Have you ever wondered what it looks like to have a small business in a developing nation? Please allow me to introduce you to Becka Babwairani, a 45 year old mother of 5 girls in Uganda. Her husband left her 3 years ago because she was unable to produce a boy for him. Left to her own devices to support a growing and needy family, she worked as a digger on a nearby farm. After attending BeadforLife’s Street Business School training in Bulogo with the Bulogo Women’s Group, Becka learned she had the potential to be one savvy entrepreneur! Pictured above with her sweet snacking bananas, eggs from chickens she rears, as well as cooking oil she sells for as little as a tablespoons at a time (100-200 UGS about .05$). Becka started her business selling cooking oil, a Ugandan staple, bit by bit. Gradually, she reinvested profits to grow and expand her businesses that also include a small retail shop in the front room of her home, where she sells g-nuts (local nut similar to a peanut, used to make a delicious sauce poured over cooked beans) biscuits, laundry soap, sugar, and other small commodities. While we were talking, a young boy stopped to buy some bananas and she instructed one of her beautiful daughters to “be sure to put that money in the banana business compartment”. Becka keeps track of her businesses separately, a result of the bookkeeping training session. She understands the fundamental business principles of ROI, and is now empowered to monitor the individual successes of her small businesses. Seated on a simple hand hewn wooden bench with 3 of her girls, Left to right: Lovinsa 18, Sylvia 15, Gloria 7, and her grandson Jeffrey on her lap, she shared with us ripple effect her training is having on her community, in particular her faith community. According to Becka, she has started a “hunger” for education and business training in her church community, and feels fortunate to be a testimony of change and access to training and opportunity.
“Faith plays a very important role in business,” shared Becka, ” you do not cheat your business, you must be honest and fair about pricing, and you will reap the benefits.”
It didn’t stop there, Becka later on shared in her story that her goal is to move to the larger town of Nmendwa in order to further expand her businesses. As the leader in her home, and a leader in her church, Becka seeks to provide the best for her families, modeling a hard work ethic for her 4 girls whom she hopes to keep in school and continue to provide for their school fees- a right reserved for those with income capacity.

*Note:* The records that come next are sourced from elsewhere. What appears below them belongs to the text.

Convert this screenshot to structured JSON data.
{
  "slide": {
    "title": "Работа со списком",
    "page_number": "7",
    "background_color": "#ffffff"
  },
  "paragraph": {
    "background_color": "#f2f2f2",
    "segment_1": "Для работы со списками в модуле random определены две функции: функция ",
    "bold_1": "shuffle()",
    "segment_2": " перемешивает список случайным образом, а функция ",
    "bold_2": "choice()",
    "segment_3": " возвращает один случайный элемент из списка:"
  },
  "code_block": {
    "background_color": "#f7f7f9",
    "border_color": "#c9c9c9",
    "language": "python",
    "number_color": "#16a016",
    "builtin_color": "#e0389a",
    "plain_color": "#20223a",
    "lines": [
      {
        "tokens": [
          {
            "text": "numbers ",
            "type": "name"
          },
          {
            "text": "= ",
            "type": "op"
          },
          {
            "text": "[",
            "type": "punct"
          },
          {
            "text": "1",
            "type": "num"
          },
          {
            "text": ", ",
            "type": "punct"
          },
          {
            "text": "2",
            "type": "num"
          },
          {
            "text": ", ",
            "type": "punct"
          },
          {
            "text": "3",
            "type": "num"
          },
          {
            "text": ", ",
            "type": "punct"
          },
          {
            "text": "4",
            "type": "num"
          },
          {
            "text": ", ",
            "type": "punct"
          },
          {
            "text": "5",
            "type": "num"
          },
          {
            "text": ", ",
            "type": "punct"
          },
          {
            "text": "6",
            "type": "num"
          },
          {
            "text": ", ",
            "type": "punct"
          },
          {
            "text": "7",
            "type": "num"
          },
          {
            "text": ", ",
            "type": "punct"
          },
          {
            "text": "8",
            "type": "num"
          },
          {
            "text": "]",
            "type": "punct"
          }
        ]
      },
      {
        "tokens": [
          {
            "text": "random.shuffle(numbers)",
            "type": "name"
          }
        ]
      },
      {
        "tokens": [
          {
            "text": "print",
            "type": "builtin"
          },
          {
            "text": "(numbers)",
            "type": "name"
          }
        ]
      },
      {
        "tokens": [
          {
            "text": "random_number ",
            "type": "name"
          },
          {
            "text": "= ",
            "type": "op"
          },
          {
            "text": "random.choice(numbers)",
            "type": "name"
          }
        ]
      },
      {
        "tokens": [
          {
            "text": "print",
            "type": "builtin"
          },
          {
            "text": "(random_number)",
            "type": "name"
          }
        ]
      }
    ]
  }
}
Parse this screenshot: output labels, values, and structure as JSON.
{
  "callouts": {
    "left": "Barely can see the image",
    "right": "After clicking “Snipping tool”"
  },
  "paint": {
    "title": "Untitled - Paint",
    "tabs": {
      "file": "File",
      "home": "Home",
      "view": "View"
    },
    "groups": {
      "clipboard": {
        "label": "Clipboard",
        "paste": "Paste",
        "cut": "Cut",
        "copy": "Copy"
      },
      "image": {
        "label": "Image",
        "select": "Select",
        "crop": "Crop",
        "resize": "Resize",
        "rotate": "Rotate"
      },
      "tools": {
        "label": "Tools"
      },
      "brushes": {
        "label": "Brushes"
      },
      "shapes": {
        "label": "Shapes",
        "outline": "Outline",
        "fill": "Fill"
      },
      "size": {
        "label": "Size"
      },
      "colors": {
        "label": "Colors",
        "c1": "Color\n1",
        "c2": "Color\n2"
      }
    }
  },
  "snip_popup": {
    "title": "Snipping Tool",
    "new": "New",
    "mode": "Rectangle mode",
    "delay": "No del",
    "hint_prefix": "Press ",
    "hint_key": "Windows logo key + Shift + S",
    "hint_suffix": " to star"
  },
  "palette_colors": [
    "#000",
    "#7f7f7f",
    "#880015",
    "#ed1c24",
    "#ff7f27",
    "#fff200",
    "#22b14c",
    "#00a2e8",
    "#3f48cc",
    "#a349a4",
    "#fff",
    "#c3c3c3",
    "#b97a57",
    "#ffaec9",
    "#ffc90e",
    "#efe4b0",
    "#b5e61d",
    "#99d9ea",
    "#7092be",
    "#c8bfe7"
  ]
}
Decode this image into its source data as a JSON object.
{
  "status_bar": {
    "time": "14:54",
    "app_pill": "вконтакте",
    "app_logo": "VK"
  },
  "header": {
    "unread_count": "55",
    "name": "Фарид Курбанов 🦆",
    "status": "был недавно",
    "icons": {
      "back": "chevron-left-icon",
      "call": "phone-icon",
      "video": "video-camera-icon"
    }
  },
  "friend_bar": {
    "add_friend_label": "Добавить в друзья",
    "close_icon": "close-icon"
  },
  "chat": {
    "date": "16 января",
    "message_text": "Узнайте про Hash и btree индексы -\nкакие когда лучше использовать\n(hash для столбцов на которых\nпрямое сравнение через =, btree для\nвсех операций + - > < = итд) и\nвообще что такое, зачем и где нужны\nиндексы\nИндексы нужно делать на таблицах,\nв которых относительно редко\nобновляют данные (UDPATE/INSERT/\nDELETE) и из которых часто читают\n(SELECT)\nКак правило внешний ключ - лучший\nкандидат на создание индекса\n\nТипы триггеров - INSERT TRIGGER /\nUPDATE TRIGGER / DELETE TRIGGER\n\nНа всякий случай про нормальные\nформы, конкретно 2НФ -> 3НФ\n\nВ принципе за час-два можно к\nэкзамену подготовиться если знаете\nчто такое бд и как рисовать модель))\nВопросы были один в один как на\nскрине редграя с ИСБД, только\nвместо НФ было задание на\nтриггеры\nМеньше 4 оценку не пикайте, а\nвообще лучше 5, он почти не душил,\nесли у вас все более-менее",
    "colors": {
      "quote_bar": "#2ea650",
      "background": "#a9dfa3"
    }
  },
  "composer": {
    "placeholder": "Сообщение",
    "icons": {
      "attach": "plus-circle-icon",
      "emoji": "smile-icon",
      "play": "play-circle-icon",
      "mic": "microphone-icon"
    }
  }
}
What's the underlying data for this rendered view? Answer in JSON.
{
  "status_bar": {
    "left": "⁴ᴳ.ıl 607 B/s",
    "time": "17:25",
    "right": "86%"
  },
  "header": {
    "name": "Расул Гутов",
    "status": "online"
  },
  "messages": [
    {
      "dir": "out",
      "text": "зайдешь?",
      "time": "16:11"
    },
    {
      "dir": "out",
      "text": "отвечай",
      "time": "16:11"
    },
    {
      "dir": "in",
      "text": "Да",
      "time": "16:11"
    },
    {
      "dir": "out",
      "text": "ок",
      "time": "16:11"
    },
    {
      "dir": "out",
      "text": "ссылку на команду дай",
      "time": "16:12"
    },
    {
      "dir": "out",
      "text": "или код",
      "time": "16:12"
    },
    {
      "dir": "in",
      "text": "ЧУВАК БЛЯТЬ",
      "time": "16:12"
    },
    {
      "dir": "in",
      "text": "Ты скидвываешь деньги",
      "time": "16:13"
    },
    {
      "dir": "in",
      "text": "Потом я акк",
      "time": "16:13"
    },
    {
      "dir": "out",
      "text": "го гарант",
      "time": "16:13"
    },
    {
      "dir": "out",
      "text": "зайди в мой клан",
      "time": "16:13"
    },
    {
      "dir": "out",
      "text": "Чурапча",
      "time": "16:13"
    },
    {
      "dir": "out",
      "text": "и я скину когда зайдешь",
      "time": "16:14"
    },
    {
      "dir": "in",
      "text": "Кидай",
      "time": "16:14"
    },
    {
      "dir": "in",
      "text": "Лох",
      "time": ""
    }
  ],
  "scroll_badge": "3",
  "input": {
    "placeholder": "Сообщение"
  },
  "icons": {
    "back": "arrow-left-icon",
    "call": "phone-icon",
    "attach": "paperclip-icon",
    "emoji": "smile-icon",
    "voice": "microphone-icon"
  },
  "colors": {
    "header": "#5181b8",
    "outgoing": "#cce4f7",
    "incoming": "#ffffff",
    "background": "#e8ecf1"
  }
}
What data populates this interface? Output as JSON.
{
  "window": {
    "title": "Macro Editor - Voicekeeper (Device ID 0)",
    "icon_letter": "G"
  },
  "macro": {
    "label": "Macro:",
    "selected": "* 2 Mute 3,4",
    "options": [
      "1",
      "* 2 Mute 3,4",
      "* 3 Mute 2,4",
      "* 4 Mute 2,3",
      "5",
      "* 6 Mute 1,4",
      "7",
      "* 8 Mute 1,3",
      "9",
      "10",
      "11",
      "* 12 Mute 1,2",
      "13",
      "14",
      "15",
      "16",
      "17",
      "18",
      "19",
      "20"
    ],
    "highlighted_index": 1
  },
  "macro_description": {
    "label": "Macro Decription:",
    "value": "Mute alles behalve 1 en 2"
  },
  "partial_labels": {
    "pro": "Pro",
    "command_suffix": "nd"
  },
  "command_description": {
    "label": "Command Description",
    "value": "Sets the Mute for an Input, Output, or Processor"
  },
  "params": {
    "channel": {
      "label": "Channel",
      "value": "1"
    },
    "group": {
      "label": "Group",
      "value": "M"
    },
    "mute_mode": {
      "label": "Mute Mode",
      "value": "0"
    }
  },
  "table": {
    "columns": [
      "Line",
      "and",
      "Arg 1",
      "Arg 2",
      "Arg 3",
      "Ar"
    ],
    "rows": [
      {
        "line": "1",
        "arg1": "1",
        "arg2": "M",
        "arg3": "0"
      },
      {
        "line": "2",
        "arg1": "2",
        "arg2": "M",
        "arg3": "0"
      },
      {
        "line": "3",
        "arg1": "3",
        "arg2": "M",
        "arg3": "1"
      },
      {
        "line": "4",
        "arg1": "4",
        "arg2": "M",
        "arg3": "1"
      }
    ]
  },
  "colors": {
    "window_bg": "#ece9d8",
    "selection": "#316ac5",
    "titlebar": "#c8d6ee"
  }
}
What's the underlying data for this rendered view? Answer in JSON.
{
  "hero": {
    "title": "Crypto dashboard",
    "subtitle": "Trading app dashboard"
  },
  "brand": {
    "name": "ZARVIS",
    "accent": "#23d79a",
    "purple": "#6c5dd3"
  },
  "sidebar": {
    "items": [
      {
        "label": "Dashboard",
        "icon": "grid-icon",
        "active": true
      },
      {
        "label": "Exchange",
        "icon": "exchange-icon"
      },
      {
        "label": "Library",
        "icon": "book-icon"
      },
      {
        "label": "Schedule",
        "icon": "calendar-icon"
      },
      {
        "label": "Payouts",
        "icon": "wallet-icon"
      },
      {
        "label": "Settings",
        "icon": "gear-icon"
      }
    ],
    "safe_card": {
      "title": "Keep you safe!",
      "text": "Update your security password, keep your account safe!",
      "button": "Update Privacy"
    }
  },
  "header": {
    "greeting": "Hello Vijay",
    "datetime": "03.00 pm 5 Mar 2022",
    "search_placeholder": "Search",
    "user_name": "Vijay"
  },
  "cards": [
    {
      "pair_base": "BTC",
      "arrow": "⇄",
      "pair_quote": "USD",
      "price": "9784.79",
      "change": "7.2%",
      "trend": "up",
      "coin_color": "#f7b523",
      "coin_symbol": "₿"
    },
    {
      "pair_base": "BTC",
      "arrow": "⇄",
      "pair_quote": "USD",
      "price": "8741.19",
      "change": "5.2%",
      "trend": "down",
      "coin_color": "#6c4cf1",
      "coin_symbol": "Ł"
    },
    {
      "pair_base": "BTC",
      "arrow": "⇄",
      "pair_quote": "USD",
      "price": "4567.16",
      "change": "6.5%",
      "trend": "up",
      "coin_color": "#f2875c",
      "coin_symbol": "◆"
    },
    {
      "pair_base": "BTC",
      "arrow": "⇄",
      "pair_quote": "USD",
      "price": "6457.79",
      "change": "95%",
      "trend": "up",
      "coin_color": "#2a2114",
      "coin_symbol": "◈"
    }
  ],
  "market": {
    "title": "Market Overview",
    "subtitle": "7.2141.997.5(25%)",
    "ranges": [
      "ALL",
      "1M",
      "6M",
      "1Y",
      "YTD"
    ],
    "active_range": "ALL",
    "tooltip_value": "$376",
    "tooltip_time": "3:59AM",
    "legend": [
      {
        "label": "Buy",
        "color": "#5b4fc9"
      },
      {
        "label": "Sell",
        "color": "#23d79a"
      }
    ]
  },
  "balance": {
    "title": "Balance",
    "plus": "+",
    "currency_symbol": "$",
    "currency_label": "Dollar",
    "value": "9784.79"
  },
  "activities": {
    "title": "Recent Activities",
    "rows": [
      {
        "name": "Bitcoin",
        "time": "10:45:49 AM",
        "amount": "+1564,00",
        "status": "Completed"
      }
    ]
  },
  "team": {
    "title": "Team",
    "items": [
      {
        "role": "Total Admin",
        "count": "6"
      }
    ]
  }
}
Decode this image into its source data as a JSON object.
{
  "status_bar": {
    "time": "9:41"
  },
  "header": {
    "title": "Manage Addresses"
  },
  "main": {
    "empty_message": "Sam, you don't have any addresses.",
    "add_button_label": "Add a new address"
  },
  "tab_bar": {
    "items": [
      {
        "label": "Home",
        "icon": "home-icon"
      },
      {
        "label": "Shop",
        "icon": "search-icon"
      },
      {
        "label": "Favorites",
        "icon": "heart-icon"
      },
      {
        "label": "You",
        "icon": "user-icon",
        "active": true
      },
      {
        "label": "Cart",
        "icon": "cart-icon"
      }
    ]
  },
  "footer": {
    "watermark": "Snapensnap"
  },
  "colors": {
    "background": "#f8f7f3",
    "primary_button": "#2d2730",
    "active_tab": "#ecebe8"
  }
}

I am drawing near the end of Maya Angelou’s autobiography, “I Know Why the Caged Bird Sings“, and have been contemplating the power of education. Through her incredibly descriptive account of her life’s hardships, I have been afforded a glimpse into the history of racial discrimination, been exposed to a wealth of rich vocabulary, and have pondered the transformational impacts of educating women. Each causing me to reflect, research, and mull them over in my relentlessly analytical mind. Maya, like Becka, displayed a level of determination in life that is driven from within, from a place of deep-rooted injustices caused to her, and makes the choice to overcome.
” Courage is the most important of all the virtues, because without courage, you can’t practice any other virtue consistently”- Maya Angelou
Never underestimate your own or another’s potential.
For more information on how you can help deliver the promise of opportunity to a woman living in extreme poverty in Uganda, please click the link below!
Tomorrow the “Ignite One Million” campaign will go public!